Return all of the data exactly as given.
++++ DATASET
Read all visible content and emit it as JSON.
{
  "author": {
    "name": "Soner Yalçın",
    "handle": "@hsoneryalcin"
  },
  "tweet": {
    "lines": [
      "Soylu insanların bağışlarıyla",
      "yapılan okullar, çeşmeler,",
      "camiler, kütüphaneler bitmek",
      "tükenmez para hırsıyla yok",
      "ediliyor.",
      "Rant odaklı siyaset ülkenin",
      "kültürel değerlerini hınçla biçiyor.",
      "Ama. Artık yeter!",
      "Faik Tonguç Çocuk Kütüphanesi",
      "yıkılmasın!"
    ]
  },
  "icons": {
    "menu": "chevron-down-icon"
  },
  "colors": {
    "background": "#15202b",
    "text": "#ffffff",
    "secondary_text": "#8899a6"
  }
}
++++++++
> **RESPONSE AREA**:
Read all visible content and emit it as JSON.
{
  "author": {
    "name": "Soner Yalçın",
    "handle": "@hsoneryalcin"
  },
  "tweet": {
    "lines": [
      "Soylu insanların bağışlarıyla",
      "yapılan okullar, çeşmeler,",
      "camiler, kütüphaneler bitmek",
      "tükenmez para hırsıyla yok",
      "ediliyor.",
      "Rant odaklı siyaset ülkenin",
      "kültürel değerlerini hınçla biçiyor.",
      "Ama. Artık yeter!",
      "Faik Tonguç Çocuk Kütüphanesi",
      "yıkılmasın!"
    ]
  },
  "icons": {
    "menu": "chevron-down-icon"
  },
  "colors": {
    "background": "#15202b",
    "text": "#ffffff",
    "secondary_text": "#8899a6"
  }
}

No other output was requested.